Gartner IOCS was a great event. Not only did the Men&Mice team connect with decision-makers and business leaders, but we’ve also got to teach them a few things about IP infrastructure management and why it’s critically important. To further emphasize that thought, Men&Mice CEO Magnús Björnsson gave a talk on compound network management.
The talk was very well received, and the conference as a whole validated what we’ve been working on and representing. It’s evident that the best way for businesses to gain back control of their priorities and opportunities is to de-couple management from ecosystems in their IT.
Business priorities define technology; not the other way around
It’s clear, from both our experience in working with some of the largest companies in the world and talking to people at Gartner IOCS, that business leaders are hamstrung by technology.
The reason for this predicament is that IT, and network management in particular, has been centered around ecosystems. IT was designed for static and homogeneous environments. As a result, the management tools are bound to the philosophies of their backend. But in the business world, and in today’s IT landscape, resources are highly dynamic and heterogeneous.
For network management to start making business sense again, it has to switch that mindset to focus on objectives instead — starting at the IP infrastructure level.
IP infrastructure: the nerve center of the business
Networks are akin to the nervous system in the human body. They link and transport information between source and destination. Connect data and decision.
IP infrastructure (consisting of DNS, DHCP, and IP address management) is the component that ensures orchestration between networks. Without parts of your networks, you can still function by routing around problems. But if the IP infrastructure goes down, there’s nothing to route with.
And that’s just about all that we think business leaders should be expected to understand about network management.
The “Route 52” problem
It’s called Route 53 and is the DNS service for Amazon Web Services. But you needn’t know that.
Maybe your company is moving from on-premise infrastructure to take advantage of cloud platforms. Or just completed a merger, and now have to integrate the new assets into your existing infrastructure. And you’re left with systems that are incompatible, networks that are overlapping, and every IT manager arguing for their respective networks, citing mutually exclusive benefits.
In short: you’re expected to be the arbiter of a problem not within your domain.
Yes, it is an asset to know the technology. But it shouldn’t be an obstacle not to. Business leaders need to make decisions that make business sense.

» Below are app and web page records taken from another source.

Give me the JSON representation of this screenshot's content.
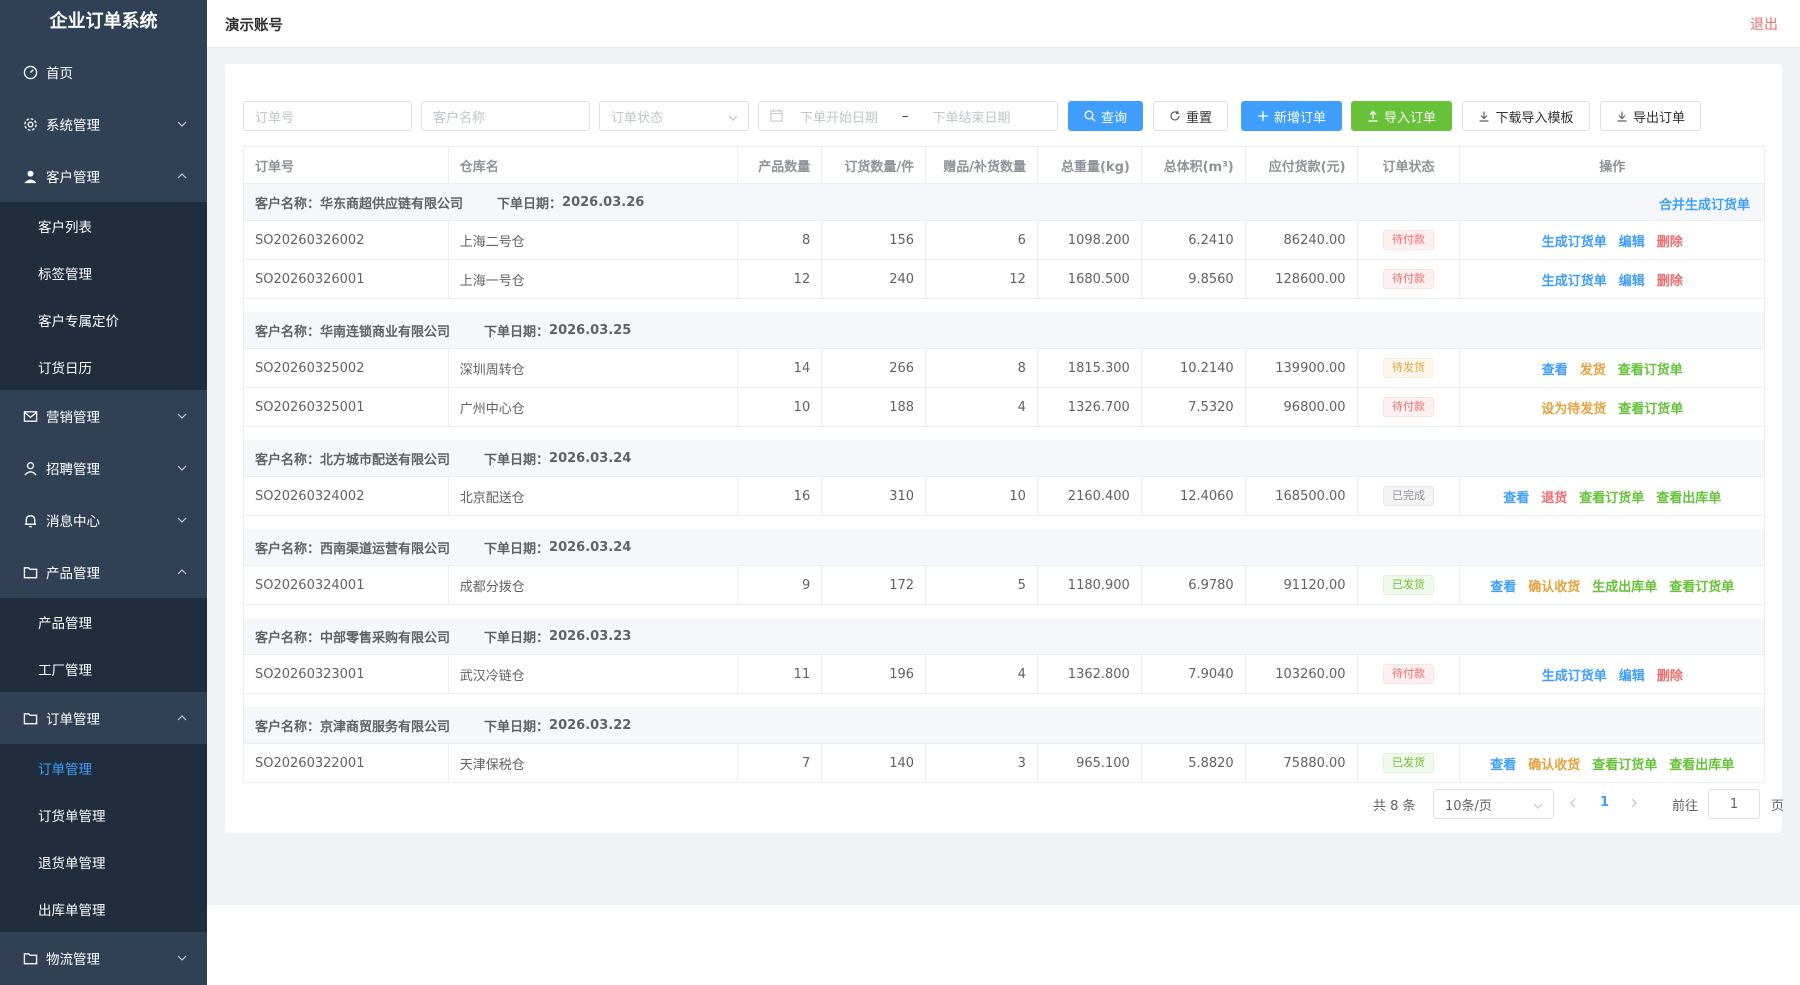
{
  "app": {
    "title": "企业订单系统"
  },
  "header": {
    "account": "演示账号",
    "logout": "退出"
  },
  "sidebar": {
    "home": "首页",
    "system": "系统管理",
    "customer": {
      "label": "客户管理",
      "items": [
        "客户列表",
        "标签管理",
        "客户专属定价",
        "订货日历"
      ]
    },
    "marketing": "营销管理",
    "recruit": "招聘管理",
    "message": "消息中心",
    "product": {
      "label": "产品管理",
      "items": [
        "产品管理",
        "工厂管理"
      ]
    },
    "order": {
      "label": "订单管理",
      "items": [
        "订单管理",
        "订货单管理",
        "退货单管理",
        "出库单管理"
      ],
      "active": "订单管理"
    },
    "logistics": "物流管理"
  },
  "filters": {
    "order_no_placeholder": "订单号",
    "customer_placeholder": "客户名称",
    "status_placeholder": "订单状态",
    "start_date_placeholder": "下单开始日期",
    "date_separator": "–",
    "end_date_placeholder": "下单结束日期"
  },
  "toolbar": {
    "search": "查询",
    "reset": "重置",
    "add": "新增订单",
    "import": "导入订单",
    "download_template": "下载导入模板",
    "export": "导出订单"
  },
  "table": {
    "columns": [
      "订单号",
      "仓库名",
      "产品数量",
      "订货数量/件",
      "赠品/补货数量",
      "总重量(kg)",
      "总体积(m³)",
      "应付货款(元)",
      "订单状态",
      "操作"
    ],
    "customer_label": "客户名称：",
    "date_label": "下单日期：",
    "merge_action": "合并生成订货单",
    "groups": [
      {
        "customer": "华东商超供应链有限公司",
        "date": "2026.03.26",
        "rows": [
          {
            "order_no": "SO20260326002",
            "warehouse": "上海二号仓",
            "product_qty": "8",
            "order_qty": "156",
            "gift_qty": "6",
            "weight": "1098.200",
            "volume": "6.2410",
            "amount": "86240.00",
            "status": "待付款",
            "status_color": "#f56c6c",
            "actions": [
              {
                "label": "生成订货单",
                "color": "#409eff"
              },
              {
                "label": "编辑",
                "color": "#409eff"
              },
              {
                "label": "删除",
                "color": "#f56c6c"
              }
            ]
          },
          {
            "order_no": "SO20260326001",
            "warehouse": "上海一号仓",
            "product_qty": "12",
            "order_qty": "240",
            "gift_qty": "12",
            "weight": "1680.500",
            "volume": "9.8560",
            "amount": "128600.00",
            "status": "待付款",
            "status_color": "#f56c6c",
            "actions": [
              {
                "label": "生成订货单",
                "color": "#409eff"
              },
              {
                "label": "编辑",
                "color": "#409eff"
              },
              {
                "label": "删除",
                "color": "#f56c6c"
              }
            ]
          }
        ]
      },
      {
        "customer": "华南连锁商业有限公司",
        "date": "2026.03.25",
        "rows": [
          {
            "order_no": "SO20260325002",
            "warehouse": "深圳周转仓",
            "product_qty": "14",
            "order_qty": "266",
            "gift_qty": "8",
            "weight": "1815.300",
            "volume": "10.2140",
            "amount": "139900.00",
            "status": "待发货",
            "status_color": "#e6a23c",
            "actions": [
              {
                "label": "查看",
                "color": "#409eff"
              },
              {
                "label": "发货",
                "color": "#e6a23c"
              },
              {
                "label": "查看订货单",
                "color": "#67c23a"
              }
            ]
          },
          {
            "order_no": "SO20260325001",
            "warehouse": "广州中心仓",
            "product_qty": "10",
            "order_qty": "188",
            "gift_qty": "4",
            "weight": "1326.700",
            "volume": "7.5320",
            "amount": "96800.00",
            "status": "待付款",
            "status_color": "#f56c6c",
            "actions": [
              {
                "label": "设为待发货",
                "color": "#e6a23c"
              },
              {
                "label": "查看订货单",
                "color": "#67c23a"
              }
            ]
          }
        ]
      },
      {
        "customer": "北方城市配送有限公司",
        "date": "2026.03.24",
        "rows": [
          {
            "order_no": "SO20260324002",
            "warehouse": "北京配送仓",
            "product_qty": "16",
            "order_qty": "310",
            "gift_qty": "10",
            "weight": "2160.400",
            "volume": "12.4060",
            "amount": "168500.00",
            "status": "已完成",
            "status_color": "#909399",
            "actions": [
              {
                "label": "查看",
                "color": "#409eff"
              },
              {
                "label": "退货",
                "color": "#f56c6c"
              },
              {
                "label": "查看订货单",
                "color": "#67c23a"
              },
              {
                "label": "查看出库单",
                "color": "#67c23a"
              }
            ]
          }
        ]
      },
      {
        "customer": "西南渠道运营有限公司",
        "date": "2026.03.24",
        "rows": [
          {
            "order_no": "SO20260324001",
            "warehouse": "成都分拨仓",
            "product_qty": "9",
            "order_qty": "172",
            "gift_qty": "5",
            "weight": "1180.900",
            "volume": "6.9780",
            "amount": "91120.00",
            "status": "已发货",
            "status_color": "#67c23a",
            "actions": [
              {
                "label": "查看",
                "color": "#409eff"
              },
              {
                "label": "确认收货",
                "color": "#e6a23c"
              },
              {
                "label": "生成出库单",
                "color": "#67c23a"
              },
              {
                "label": "查看订货单",
                "color": "#67c23a"
              }
            ]
          }
        ]
      },
      {
        "customer": "中部零售采购有限公司",
        "date": "2026.03.23",
        "rows": [
          {
            "order_no": "SO20260323001",
            "warehouse": "武汉冷链仓",
            "product_qty": "11",
            "order_qty": "196",
            "gift_qty": "4",
            "weight": "1362.800",
            "volume": "7.9040",
            "amount": "103260.00",
            "status": "待付款",
            "status_color": "#f56c6c",
            "actions": [
              {
                "label": "生成订货单",
                "color": "#409eff"
              },
              {
                "label": "编辑",
                "color": "#409eff"
              },
              {
                "label": "删除",
                "color": "#f56c6c"
              }
            ]
          }
        ]
      },
      {
        "customer": "京津商贸服务有限公司",
        "date": "2026.03.22",
        "rows": [
          {
            "order_no": "SO20260322001",
            "warehouse": "天津保税仓",
            "product_qty": "7",
            "order_qty": "140",
            "gift_qty": "3",
            "weight": "965.100",
            "volume": "5.8820",
            "amount": "75880.00",
            "status": "已发货",
            "status_color": "#67c23a",
            "actions": [
              {
                "label": "查看",
                "color": "#409eff"
              },
              {
                "label": "确认收货",
                "color": "#e6a23c"
              },
              {
                "label": "查看订货单",
                "color": "#67c23a"
              },
              {
                "label": "查看出库单",
                "color": "#67c23a"
              }
            ]
          }
        ]
      }
    ]
  },
  "pagination": {
    "total": "共 8 条",
    "page_size": "10条/页",
    "current": "1",
    "goto_label": "前往",
    "goto_value": "1",
    "page_unit": "页"
  },
  "colors": {
    "sidebar_bg": "#304156",
    "submenu_bg": "#1f2d3d",
    "primary": "#409eff",
    "success": "#67c23a",
    "danger": "#f56c6c",
    "warning": "#e6a23c"
  }
}
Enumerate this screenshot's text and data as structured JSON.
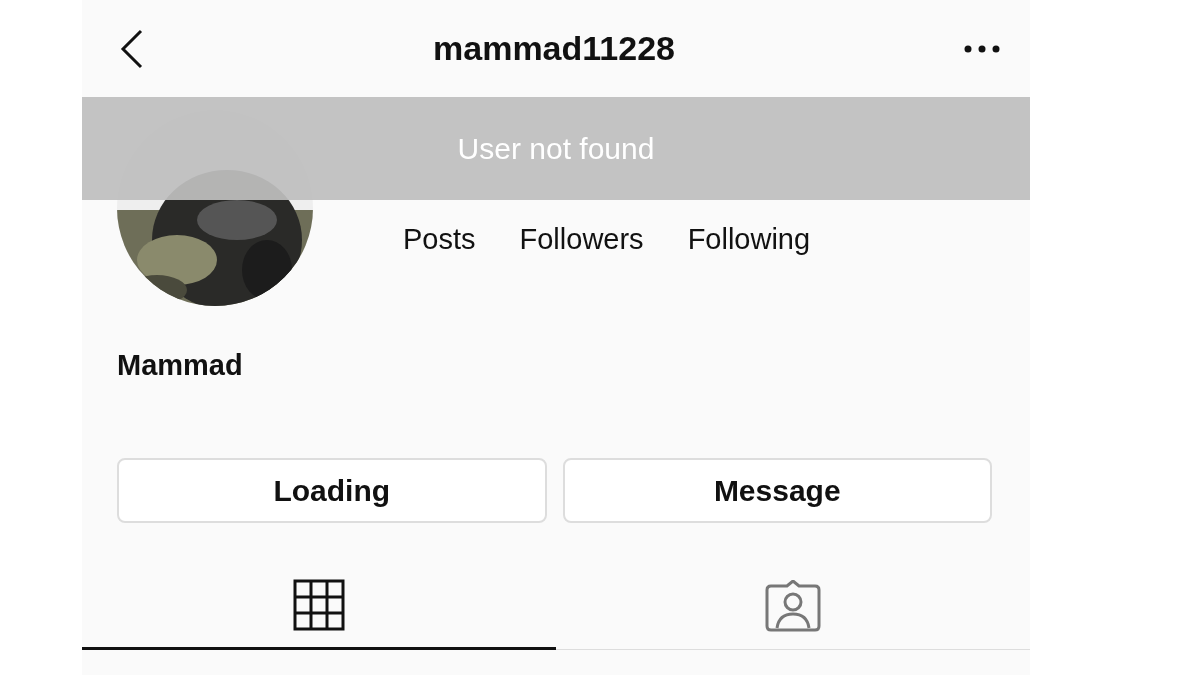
{
  "header": {
    "title": "mammad11228"
  },
  "toast": {
    "text": "User not found"
  },
  "avatar": {
    "kind": "picture"
  },
  "stats": [
    {
      "label": "Posts"
    },
    {
      "label": "Followers"
    },
    {
      "label": "Following"
    }
  ],
  "profile": {
    "name": "Mammad"
  },
  "buttons": [
    "Loading",
    "Message"
  ],
  "tabs": [
    {
      "kind": "grid",
      "selected": true
    },
    {
      "kind": "tagged",
      "selected": false
    }
  ]
}
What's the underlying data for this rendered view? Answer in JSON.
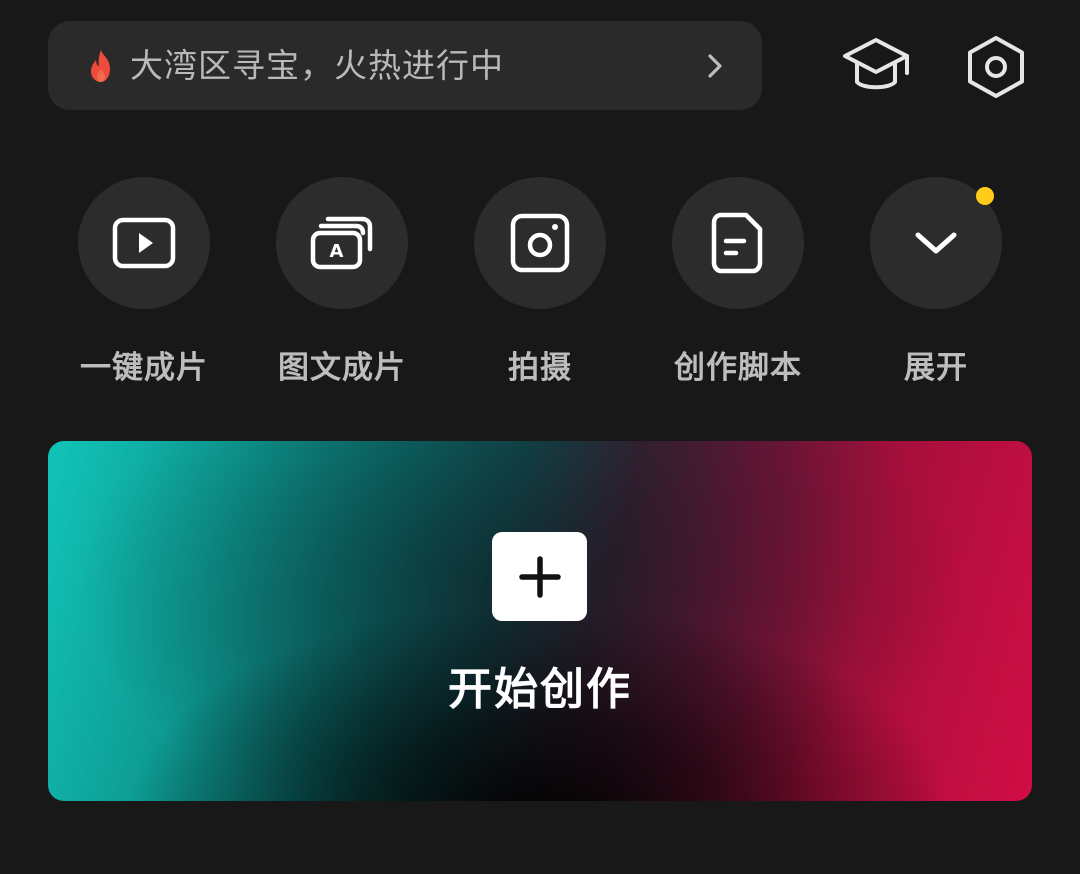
{
  "banner": {
    "text": "大湾区寻宝，火热进行中",
    "icon": "flame-icon",
    "flame_color": "#ef4b3c"
  },
  "top_icons": [
    {
      "name": "tutorial",
      "icon": "graduation-cap-icon"
    },
    {
      "name": "settings",
      "icon": "hexagon-settings-icon"
    }
  ],
  "actions": [
    {
      "label": "一键成片",
      "icon": "play-video-icon"
    },
    {
      "label": "图文成片",
      "icon": "text-to-video-icon"
    },
    {
      "label": "拍摄",
      "icon": "camera-icon"
    },
    {
      "label": "创作脚本",
      "icon": "script-document-icon"
    },
    {
      "label": "展开",
      "icon": "chevron-down-icon",
      "badge": "new-dot"
    }
  ],
  "create": {
    "label": "开始创作",
    "icon": "plus-icon"
  },
  "colors": {
    "background": "#181818",
    "surface": "#2a2a2a",
    "badge": "#ffcc1a",
    "gradient_left": "#12c4b8",
    "gradient_right": "#d10d45"
  }
}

Compound network management
What makes business sense is to make decisions and move resources at will and based on how they can be utilized the best. What doesn’t make business sense is to make decisions and move resources only when allowed and based on factors you do not understand fully. (And nor should you be expected to.)
The reality of today’s corporate networks is that they are no longer confined to “local”. Whether “local” means a geographic point or a single cloud platform, boundaries of a local infrastructure no longer exist for networks. It doesn’t make sense to manage them like they still did.
Compound network management de-couples the control plane from the underlying hardware and software. It enables business priorities to drive decisions. Unshackle them from limitations of the hardware and software ecosystems.
Lessons from Gartner IOCS
The lesson from Gartner IOCS is that unlocking the potential in compound network management is one of the most, if not the most, urgent issues facing enterprise networks. And it’s been a pleasure to see both our theory and practice in resolving it resonating with people.
Men&Mice is in the business of creating solutions for compound network management. We design natively heterogeneous management tools for heterogeneous network environments.
We’ve seen companies struggle with cloud adoption because their systems were incompatible. We’ve been sought out to create order in an overgrowth of home-grown workarounds that kept together disparate network environments haphazardly. We’ve worked on unlocking the full value of the Internet-of-Things by removing the overhead throwing off efficiency.
Whether you caught us at Gartner IOCS or just found us online, we can help you on your way as well.